NSC expo
Subscribe or Register
View Cart  

Earn recertification points from the Board of Certified Safety Professionals by taking a quiz about this issue.

What's Your Opinion?

Safety pros: Do you feel a sense of personal responsibility when a worker injury occurs?

Take the poll and add your comment.

Vote Results

NIOSH addresses dangers of dampness in buildings

December 12, 2012

Tags
  • / Print
  • Reprints
  • Text Size:
    A A

Washington – NIOSH recently issued an alert (.pdf file) about preventing occupational respiratory disease caused by exposure to dampness in offices, schools and other non-industrial buildings.

Excessive moisture – which can be triggered by roof or window leaks, high indoor humidity, and flooding – can lead to growth of mold, fungi and bacteria; the release of volatile organic compounds; and the breakdown of building materials, the alert states.

NIOSH advises employers and building owners to:

  • Check areas such as the roof, ceilings, walls and basement for dampness.
  • Regularly inspect heating, ventilating and air-conditioning systems and correct any problems.
  • After a flood or leak, dry any porous materials within 48 hours.
  • Implement a system for responding to dampness, flooding and moldy odors.

Building occupants should report any leaks, flooding, dampness, musty odors, and ventilation problems, as well as respiratory problems that may be building-related, the alert states.

Post a comment to this article

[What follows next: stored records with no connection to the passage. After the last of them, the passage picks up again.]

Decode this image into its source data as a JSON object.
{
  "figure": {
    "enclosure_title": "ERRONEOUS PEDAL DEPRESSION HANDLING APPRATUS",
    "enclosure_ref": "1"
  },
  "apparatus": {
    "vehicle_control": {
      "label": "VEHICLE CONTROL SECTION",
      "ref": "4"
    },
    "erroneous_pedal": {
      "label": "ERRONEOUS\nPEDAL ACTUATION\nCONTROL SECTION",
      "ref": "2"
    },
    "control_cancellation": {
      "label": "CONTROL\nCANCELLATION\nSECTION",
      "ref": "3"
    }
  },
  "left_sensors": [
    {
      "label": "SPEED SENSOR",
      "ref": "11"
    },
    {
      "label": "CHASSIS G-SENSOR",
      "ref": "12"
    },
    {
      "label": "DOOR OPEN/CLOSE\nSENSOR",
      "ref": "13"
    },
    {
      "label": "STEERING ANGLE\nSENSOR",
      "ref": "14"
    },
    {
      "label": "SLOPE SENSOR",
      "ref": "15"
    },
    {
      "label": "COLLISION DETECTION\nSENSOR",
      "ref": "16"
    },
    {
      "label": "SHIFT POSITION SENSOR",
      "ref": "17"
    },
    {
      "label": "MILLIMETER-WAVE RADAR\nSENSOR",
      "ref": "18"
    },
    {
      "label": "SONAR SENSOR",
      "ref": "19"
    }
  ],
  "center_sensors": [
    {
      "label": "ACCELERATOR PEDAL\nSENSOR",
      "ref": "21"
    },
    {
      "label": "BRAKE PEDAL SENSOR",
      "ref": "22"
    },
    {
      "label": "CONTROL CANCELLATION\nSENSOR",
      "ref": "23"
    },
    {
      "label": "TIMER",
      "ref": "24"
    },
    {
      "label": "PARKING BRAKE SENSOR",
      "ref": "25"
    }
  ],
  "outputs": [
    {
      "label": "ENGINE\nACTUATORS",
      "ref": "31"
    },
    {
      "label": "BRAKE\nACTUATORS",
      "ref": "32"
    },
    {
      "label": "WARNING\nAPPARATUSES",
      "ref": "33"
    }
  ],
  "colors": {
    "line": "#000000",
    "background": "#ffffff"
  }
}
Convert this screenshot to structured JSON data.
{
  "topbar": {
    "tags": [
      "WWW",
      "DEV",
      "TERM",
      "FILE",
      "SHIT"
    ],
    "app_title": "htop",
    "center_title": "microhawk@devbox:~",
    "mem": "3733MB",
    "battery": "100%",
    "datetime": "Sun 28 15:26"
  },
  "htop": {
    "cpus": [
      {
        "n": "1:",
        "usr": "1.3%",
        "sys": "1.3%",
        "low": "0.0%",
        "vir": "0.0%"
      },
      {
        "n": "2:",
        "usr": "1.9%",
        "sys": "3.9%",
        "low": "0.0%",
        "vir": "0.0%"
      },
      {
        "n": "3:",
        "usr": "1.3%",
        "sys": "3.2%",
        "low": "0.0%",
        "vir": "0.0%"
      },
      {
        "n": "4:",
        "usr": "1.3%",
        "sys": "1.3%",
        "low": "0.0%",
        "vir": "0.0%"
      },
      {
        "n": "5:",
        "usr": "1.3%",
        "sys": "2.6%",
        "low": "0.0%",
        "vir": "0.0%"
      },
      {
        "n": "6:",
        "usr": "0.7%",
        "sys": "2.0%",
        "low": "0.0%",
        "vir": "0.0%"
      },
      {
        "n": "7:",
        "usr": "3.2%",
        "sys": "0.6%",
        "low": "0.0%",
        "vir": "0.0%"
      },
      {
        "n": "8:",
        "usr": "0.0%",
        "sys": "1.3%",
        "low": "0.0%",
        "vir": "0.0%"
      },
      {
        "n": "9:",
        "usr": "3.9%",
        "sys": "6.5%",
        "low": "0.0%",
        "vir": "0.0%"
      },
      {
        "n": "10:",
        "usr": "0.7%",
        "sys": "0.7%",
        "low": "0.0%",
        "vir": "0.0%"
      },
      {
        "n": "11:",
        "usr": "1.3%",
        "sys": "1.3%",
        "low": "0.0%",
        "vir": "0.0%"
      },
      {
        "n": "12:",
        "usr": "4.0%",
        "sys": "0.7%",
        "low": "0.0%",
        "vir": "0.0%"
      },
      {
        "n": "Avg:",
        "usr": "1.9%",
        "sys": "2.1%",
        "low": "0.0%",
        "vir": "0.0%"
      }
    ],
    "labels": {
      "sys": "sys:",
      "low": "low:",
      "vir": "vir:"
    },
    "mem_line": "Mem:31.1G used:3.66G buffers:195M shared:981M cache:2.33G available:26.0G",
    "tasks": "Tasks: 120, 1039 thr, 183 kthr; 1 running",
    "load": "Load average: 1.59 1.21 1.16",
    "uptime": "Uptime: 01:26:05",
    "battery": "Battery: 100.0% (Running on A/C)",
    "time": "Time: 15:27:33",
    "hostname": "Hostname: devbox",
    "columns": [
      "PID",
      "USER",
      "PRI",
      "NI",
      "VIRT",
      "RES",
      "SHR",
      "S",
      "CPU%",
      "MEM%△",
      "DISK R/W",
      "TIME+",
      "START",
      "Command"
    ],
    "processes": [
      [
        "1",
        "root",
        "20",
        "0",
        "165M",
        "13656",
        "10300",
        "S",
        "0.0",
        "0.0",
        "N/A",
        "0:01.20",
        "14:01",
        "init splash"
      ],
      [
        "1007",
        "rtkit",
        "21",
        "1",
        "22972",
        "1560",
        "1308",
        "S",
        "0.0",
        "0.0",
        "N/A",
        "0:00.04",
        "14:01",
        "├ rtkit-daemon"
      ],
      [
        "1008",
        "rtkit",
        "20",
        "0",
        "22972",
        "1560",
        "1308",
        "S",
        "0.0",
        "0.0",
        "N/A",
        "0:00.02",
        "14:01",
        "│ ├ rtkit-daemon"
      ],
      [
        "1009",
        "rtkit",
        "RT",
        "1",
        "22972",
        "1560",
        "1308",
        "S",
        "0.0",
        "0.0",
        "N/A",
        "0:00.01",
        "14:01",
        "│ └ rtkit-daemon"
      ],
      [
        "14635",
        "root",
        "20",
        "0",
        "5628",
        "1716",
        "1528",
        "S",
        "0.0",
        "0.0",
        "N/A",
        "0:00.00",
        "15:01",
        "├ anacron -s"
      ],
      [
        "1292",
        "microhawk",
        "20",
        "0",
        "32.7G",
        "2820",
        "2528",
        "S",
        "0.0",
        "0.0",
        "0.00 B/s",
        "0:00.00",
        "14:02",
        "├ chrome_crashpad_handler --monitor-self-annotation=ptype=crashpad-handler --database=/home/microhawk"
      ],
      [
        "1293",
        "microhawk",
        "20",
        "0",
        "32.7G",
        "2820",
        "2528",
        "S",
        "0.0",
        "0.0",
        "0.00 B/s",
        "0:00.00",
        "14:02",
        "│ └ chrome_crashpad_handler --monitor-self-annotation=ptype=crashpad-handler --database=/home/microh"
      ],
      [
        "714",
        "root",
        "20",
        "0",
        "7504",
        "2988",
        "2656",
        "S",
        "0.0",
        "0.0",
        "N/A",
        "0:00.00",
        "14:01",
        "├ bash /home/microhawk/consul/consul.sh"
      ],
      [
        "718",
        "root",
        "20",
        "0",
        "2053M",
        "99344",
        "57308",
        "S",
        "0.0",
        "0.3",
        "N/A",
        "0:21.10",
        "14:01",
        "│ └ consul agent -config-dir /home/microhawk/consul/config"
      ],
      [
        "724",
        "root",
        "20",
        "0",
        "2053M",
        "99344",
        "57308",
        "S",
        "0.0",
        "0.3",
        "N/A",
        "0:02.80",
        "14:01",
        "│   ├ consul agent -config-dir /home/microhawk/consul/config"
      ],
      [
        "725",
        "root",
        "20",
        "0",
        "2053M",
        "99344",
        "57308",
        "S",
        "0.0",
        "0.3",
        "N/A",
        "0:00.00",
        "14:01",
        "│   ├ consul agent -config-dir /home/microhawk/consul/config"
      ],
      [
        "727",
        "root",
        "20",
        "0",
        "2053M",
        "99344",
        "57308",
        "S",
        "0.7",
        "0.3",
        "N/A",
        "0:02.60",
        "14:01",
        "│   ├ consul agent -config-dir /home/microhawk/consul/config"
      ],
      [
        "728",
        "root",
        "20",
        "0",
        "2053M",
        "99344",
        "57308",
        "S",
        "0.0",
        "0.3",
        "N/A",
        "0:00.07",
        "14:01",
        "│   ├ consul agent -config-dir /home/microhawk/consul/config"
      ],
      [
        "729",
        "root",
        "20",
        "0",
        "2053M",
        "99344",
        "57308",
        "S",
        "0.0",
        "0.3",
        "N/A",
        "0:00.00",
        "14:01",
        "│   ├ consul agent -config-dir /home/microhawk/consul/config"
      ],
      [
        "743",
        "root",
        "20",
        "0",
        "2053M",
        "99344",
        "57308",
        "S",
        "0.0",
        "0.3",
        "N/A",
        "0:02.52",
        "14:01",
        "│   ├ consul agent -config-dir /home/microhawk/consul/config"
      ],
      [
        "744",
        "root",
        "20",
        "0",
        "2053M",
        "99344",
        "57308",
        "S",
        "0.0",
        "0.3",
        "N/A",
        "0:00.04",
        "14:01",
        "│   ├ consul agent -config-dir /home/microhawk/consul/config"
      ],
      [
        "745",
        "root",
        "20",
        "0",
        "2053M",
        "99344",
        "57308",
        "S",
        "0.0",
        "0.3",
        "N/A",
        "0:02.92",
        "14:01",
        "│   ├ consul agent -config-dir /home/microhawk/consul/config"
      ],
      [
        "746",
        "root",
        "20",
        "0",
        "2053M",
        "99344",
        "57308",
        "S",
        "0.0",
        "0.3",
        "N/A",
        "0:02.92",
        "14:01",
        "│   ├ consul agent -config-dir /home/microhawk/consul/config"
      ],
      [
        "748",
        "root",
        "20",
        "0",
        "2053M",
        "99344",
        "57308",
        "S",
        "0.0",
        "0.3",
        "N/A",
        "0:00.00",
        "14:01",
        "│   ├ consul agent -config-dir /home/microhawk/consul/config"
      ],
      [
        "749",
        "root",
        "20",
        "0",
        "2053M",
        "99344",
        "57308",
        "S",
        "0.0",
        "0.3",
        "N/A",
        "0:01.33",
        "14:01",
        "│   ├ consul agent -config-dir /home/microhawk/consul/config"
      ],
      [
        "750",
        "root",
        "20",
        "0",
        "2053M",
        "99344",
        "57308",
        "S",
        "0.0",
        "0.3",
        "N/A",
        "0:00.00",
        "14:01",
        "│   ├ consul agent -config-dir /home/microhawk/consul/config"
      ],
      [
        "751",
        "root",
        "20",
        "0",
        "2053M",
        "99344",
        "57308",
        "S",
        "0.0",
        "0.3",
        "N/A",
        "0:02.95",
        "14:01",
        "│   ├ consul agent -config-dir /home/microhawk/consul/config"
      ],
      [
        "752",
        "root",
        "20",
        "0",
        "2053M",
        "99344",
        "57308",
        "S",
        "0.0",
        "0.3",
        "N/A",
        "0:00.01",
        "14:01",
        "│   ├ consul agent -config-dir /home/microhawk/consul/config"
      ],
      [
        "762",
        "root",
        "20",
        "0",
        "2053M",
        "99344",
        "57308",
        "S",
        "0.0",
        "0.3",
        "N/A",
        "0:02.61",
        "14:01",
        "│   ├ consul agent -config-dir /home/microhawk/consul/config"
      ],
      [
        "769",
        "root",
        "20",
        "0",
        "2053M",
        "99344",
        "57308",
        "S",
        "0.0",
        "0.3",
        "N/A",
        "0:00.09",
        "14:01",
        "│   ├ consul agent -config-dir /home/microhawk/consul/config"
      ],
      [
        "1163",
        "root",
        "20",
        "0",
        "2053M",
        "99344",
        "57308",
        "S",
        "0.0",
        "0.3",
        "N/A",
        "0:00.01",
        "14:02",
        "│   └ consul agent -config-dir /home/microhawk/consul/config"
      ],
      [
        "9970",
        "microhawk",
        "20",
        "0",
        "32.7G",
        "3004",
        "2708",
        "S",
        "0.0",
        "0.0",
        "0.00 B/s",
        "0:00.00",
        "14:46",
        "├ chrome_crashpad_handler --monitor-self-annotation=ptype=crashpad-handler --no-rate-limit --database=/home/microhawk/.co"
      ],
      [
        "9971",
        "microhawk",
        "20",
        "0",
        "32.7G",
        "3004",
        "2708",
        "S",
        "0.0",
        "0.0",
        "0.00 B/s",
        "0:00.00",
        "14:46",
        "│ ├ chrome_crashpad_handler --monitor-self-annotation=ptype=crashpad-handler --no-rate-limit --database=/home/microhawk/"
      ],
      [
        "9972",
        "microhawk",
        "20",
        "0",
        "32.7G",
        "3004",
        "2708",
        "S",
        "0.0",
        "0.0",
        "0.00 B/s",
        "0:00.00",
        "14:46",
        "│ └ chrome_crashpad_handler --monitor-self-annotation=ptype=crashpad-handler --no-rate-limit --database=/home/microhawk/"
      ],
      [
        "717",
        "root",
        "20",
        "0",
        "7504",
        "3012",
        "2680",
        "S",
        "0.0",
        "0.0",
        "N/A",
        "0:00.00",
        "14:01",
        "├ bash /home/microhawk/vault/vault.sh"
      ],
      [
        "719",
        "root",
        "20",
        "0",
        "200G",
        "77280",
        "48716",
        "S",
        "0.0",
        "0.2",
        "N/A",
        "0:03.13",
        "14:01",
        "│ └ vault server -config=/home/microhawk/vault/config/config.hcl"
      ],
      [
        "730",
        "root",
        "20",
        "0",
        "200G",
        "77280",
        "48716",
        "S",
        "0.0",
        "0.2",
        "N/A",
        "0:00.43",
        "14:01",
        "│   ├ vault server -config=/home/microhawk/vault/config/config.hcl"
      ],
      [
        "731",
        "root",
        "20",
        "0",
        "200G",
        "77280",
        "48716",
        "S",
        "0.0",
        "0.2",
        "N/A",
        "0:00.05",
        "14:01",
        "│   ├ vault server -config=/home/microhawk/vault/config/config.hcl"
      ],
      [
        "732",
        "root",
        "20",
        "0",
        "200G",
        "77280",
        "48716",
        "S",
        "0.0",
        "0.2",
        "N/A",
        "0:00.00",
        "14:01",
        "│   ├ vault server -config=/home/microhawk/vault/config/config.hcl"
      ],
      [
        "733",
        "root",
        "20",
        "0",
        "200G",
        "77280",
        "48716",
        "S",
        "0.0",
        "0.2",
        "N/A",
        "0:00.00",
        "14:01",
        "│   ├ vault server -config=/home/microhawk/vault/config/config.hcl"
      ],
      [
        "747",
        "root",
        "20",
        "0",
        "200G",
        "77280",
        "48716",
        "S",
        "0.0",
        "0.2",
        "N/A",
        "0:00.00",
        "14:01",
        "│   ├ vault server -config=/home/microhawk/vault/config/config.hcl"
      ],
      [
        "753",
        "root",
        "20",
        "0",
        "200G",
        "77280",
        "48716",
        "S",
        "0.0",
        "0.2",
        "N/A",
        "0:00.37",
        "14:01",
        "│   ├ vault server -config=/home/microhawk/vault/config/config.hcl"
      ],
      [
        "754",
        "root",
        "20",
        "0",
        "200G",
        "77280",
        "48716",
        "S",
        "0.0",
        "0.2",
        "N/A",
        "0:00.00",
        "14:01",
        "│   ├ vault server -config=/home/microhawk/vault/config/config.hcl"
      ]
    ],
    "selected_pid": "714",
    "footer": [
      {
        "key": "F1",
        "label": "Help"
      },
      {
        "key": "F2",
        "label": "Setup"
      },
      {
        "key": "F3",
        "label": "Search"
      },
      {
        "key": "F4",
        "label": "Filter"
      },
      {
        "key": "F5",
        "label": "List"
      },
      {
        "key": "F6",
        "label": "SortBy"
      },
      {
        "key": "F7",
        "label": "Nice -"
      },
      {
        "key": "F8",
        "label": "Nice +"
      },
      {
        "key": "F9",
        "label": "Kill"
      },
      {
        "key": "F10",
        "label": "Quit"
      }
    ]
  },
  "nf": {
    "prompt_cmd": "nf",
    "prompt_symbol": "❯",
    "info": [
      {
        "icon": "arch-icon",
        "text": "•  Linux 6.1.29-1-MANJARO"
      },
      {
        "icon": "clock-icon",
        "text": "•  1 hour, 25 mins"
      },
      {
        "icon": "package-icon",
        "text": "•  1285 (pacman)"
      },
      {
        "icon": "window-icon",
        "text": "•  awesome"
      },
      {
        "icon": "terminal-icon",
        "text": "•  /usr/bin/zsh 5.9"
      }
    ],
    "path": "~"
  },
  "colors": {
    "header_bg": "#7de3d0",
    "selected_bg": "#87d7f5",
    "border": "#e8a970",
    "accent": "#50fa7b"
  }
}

Safety+Health welcomes comments that promote respectful dialogue. Please stay on topic. Comments that contain personal attacks, profanity or abusive language – or those aggressively promoting products or services – will be removed. We reserve the right to determine which comments violate our comment policy.